 Since toe nail fungus is, apparently, here to stay in our world (most of us have feet with nails),  it would profit us to know what it is, how to avoid it, and how to cure it among other things. So, here are some quick facts concerning this organism:


 These tiny organisms that affect the fingernails and toenails are called Tinea Unguium (it is a fungus); The infection/disease is called Onychomycosis (OM); These organisms are found in damp, warm, dark environments like gyms, lockers, and showers. They can also gain a foothold (no pun intended) in our toe nails due to wet, sweaty socks and enclosed shoes. Another way this might happen is at a pedicure salon in which the pedicurist has not replaced a bowl of water, or has sterilized utensils. Still another method might be transmission through a cut or open wound and poor hygiene;


 Those with poor circulatory systems (like those with diabetes for example) or suppressed immune systems (HIV, thyroid issues, leukemia, etc.) are especially at risk of allowing this particular organism to manifest itself in our toe nails. Once entrenched, that same nail bed which is between the nail and skin can actually act as a protective barrier against the effectiveness of a treatment to eradicate the fungi. Put another way, the protective barrier of the nail to protect the skin against infections, can now act as a safe place for the fungi to thrive and grow;


 Onychomycosis affects an estimated 35 millions American alone; The fungi are very tenacious critters. They can remain with the nail bed to do their destructive work even through proper hygiene, or prescriptive medication. Symptoms of OM include yellow or brownish discoloration of the nail; uneven nails; thickening nail; powdery nails as the nail begins to crumble; and darkened nails as the fungi produce more and more color pigmentation;


 How do we avoid it? Practice good hygiene. Be very careful at manicure and pedicure salons that your beautician practices proper care in preventing contamination or transmission of various kinds of organisms. Use dry, cotton socks since they absorb sweat and moisture much more effectively than synthetic socks. Keep the feet ventilated as far as possible. Open-ended shoes help. Keep from stepping on puddles in gyms, locker rooms, or in swimming areas.

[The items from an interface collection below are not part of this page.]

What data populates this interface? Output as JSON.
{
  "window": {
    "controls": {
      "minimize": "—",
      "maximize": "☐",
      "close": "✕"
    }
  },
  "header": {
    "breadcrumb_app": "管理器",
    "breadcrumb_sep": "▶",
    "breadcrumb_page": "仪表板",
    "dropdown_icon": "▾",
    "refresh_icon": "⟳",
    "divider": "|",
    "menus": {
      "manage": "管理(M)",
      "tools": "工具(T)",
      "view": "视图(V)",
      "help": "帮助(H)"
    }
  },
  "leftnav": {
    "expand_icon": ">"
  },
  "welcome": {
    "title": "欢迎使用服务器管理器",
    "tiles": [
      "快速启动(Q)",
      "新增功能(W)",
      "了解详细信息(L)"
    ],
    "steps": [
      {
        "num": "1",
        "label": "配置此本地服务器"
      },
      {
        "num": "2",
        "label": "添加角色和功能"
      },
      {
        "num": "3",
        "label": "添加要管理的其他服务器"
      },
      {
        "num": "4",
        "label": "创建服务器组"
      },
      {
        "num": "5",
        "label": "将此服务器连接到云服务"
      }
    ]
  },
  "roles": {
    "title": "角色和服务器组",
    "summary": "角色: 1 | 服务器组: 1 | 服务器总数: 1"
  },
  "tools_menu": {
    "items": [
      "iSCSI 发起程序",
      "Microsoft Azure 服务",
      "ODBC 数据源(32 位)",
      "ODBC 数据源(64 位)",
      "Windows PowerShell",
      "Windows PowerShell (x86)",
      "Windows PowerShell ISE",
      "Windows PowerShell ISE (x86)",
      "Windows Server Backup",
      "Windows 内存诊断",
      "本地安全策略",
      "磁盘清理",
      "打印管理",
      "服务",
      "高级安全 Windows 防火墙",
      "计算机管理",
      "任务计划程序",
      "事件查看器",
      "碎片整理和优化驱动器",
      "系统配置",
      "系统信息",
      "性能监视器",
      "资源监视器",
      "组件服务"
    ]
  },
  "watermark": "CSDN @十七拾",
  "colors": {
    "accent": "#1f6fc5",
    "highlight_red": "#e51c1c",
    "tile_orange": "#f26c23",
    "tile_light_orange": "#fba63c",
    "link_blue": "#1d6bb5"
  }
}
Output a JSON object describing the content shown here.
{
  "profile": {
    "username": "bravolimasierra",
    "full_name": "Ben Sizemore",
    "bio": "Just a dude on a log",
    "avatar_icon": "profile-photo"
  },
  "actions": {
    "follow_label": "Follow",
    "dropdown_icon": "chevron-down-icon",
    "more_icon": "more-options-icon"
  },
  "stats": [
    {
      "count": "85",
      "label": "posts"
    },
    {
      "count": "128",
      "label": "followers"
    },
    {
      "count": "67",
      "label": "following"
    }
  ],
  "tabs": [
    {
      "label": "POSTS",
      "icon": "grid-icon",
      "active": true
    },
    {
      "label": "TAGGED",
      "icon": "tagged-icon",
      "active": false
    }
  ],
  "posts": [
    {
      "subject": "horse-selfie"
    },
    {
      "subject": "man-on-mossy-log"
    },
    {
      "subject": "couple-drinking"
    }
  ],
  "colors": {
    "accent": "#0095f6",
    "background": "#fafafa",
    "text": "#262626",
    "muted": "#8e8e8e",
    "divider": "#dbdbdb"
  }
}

Remember – the more quickly you get the jump on a fungal infection, the better the likelihood that it can be treated successfully. Prescription oral anti-fungal drugs, such as Sporanox or Lamisil can be used to fight the infection. Be aware, however, that because this is one tough infection, there is a high relapse rate, and many patients may require a second course of treatment. There is also a brush-on lacquer (Penlac) that can be used with success; however, doctors caution against relying solely on a topical medication, especially in the case of a more severe infection such as onychomycosis. In extreme cases, surgery may be necessary to remove the infected nail.